"Well, I didn't buy the object for the glory and drama attached to it. It's not about Thomson hitting the homer. It's about Branca making the pitch. It's all about losing."
"Bad luck," Glassic said, spearing a potato on my plate.
"It's about the mystery of bad luck, the mystery of loss. I don't know. I keep saying I don't know and I don't. But it's the only thing in my life that I absolutely had to own."
People have asked me what Underworld is about, and I find myself somewhat at a loss. To be sure, there are characters, and they interact, but I think the book aspires to something greater.
In some ways, this is irritating. Invariably, when an author sets out to write a "great book," said book reeks of their intent; it's a little embarassing, the authorial desperation. Still, there are certain things that can only be accomplished when character and plot take a back seat to themes and ideas. Whether these things are really merited or whether they're the equivalent of literary masturbation is an entirely different discussion.
I find it interesting that the three books on the list which I have read all deal with loss, are focused on people who have lost, rather than won; the dark side of the American Dream, if you will. And it's not loss in the prettied-up, Hollywood sense; redemption is rare and pyrrhic.
Perhaps this is natural, perhaps all art is inherently concerned with the notion of being outside; outside convention, outside the mainstream, the dark mirror for society. And yet, perhaps it only seems natural because we choose to conceive of art in that fashion, because we are drawn to the archetype of the lone, tortured artist plying his or her trade in an effort to reach out, to communicate, to connect somehow to this monolithic culture which they are unable to touch as an individual, which they can only affect and be affected by through their art. Perhaps much of this comes from artists themselves, so desperate to justify their own existence that they assume postures and personas to lend their art that air of gravitas, which makes it necessary and important.

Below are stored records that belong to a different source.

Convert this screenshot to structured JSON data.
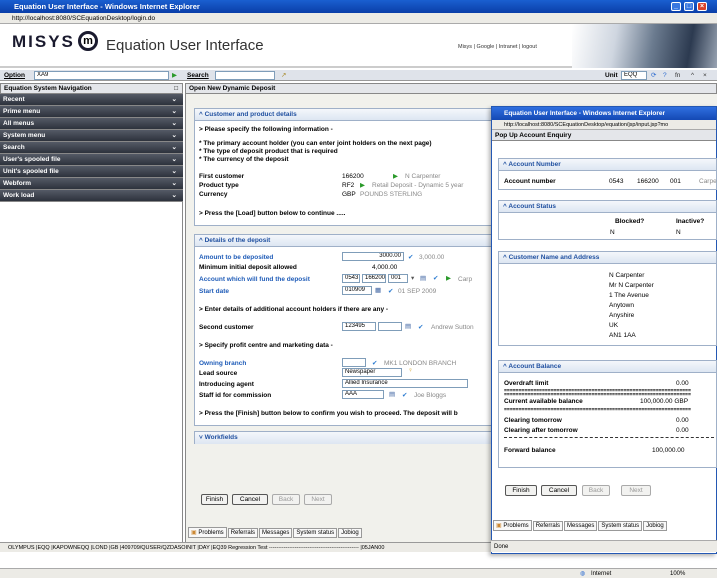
{
  "browser": {
    "title": "Equation User Interface - Windows Internet Explorer",
    "url": "http://localhost:8080/SCEquationDesktop/login.do",
    "status_zone": "Internet",
    "zoom": "100%"
  },
  "banner": {
    "logo": "MISYS",
    "logo_mark": "m",
    "app_title": "Equation User Interface",
    "links": "Misys | Google | Intranet | logout"
  },
  "toolbar": {
    "option_label": "Option",
    "option_value": "XA9",
    "search_label": "Search",
    "unit_label": "Unit",
    "unit_value": "EQQ"
  },
  "nav": {
    "header": "Equation System Navigation",
    "items": [
      {
        "label": "Recent"
      },
      {
        "label": "Prime menu"
      },
      {
        "label": "All menus"
      },
      {
        "label": "System menu"
      },
      {
        "label": "Search"
      },
      {
        "label": "User's spooled file"
      },
      {
        "label": "Unit's spooled file"
      },
      {
        "label": "Webform"
      },
      {
        "label": "Work load"
      }
    ]
  },
  "main": {
    "header": "Open New Dynamic Deposit",
    "customer_section": {
      "title": "Customer and product details",
      "instruction": "> Please specify the following information -",
      "bullets": [
        "* The primary account holder (you can enter joint holders on the next page)",
        "* The type of deposit product that is required",
        "* The currency of the deposit"
      ],
      "first_customer_label": "First customer",
      "first_customer_value": "166200",
      "first_customer_name": "N Carpenter",
      "product_type_label": "Product type",
      "product_type_value": "RF2",
      "product_type_desc": "Retail Deposit - Dynamic 5 year",
      "currency_label": "Currency",
      "currency_value": "GBP",
      "currency_desc": "POUNDS STERLING",
      "load_instruction": "> Press the [Load] button below to continue ....."
    },
    "deposit_section": {
      "title": "Details of the deposit",
      "amount_label": "Amount to be deposited",
      "amount_value": "3000.00",
      "amount_display": "3,000.00",
      "min_deposit_label": "Minimum initial deposit allowed",
      "min_deposit_value": "4,000.00",
      "fund_account_label": "Account which will fund the deposit",
      "fund_account_branch": "0543",
      "fund_account_customer": "166200",
      "fund_account_suffix": "001",
      "fund_account_name": "Carp",
      "start_date_label": "Start date",
      "start_date_value": "010909",
      "start_date_display": "01 SEP 2009",
      "additional_instruction": "> Enter details of additional account holders if there are any -",
      "second_customer_label": "Second customer",
      "second_customer_value": "123495",
      "second_customer_name": "Andrew Sutton",
      "profit_instruction": "> Specify profit centre and marketing data -",
      "owning_branch_label": "Owning branch",
      "owning_branch_display": "MK1 LONDON BRANCH",
      "lead_source_label": "Lead source",
      "lead_source_value": "Newspaper",
      "agent_label": "Introducing agent",
      "agent_value": "Allied Insurance",
      "staff_label": "Staff id for commission",
      "staff_value": "AAA",
      "staff_name": "Joe Bloggs",
      "finish_instruction": "> Press the [Finish] button below to confirm you wish to proceed. The deposit will b"
    },
    "workfields_title": "Workfields",
    "buttons": {
      "finish": "Finish",
      "cancel": "Cancel",
      "back": "Back",
      "next": "Next"
    },
    "tabs": [
      "Problems",
      "Referrals",
      "Messages",
      "System status",
      "Jobiog"
    ]
  },
  "status_bar": "OLYMPUS |EQQ |KAPOWNEQQ |LOND |GB |409709/QUSER/QZDASOINIT |DAY |EQ39 Regression Test ------------------------------------------------- |05JAN00",
  "popup": {
    "title": "Equation User Interface - Windows Internet Explorer",
    "url": "http://localhost:8080/SCEquationDesktop/equation/jsp/input.jsp?mo",
    "header": "Pop Up Account Enquiry",
    "account_number_section": "Account Number",
    "account_number_label": "Account number",
    "account_branch": "0543",
    "account_customer": "166200",
    "account_suffix": "001",
    "account_name": "Carpe",
    "account_status_section": "Account Status",
    "blocked_label": "Blocked?",
    "blocked_value": "N",
    "inactive_label": "Inactive?",
    "inactive_value": "N",
    "customer_section": "Customer Name and Address",
    "address_lines": [
      "N Carpenter",
      "Mr N Carpenter",
      "1 The Avenue",
      "Anytown",
      "Anyshire",
      "UK",
      "AN1 1AA"
    ],
    "balance_section": "Account Balance",
    "overdraft_label": "Overdraft limit",
    "overdraft_value": "0.00",
    "available_label": "Current available balance",
    "available_value": "100,000.00 GBP",
    "clearing_tomorrow_label": "Clearing tomorrow",
    "clearing_tomorrow_value": "0.00",
    "clearing_after_label": "Clearing after tomorrow",
    "clearing_after_value": "0.00",
    "forward_label": "Forward balance",
    "forward_value": "100,000.00",
    "status": "Done",
    "separator": "================================================================"
  }
}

The saddest thing is that the only true justification for art comes from within; people (and I don't think you need to or should consider yourself an artist by trade to create something) should create whatever they feel the urge to. If they want to write, write, if they want to sing, sing, and so forth. I'm not saying everything anyone creates is good, nor that this is the only reason anyone should have for making any kind of art; simply that this is the only justification that is, in the end, necessary. Whether what you create is any good, whether other people will enjoy it, feel enlightened or touched by it, is a whole other story.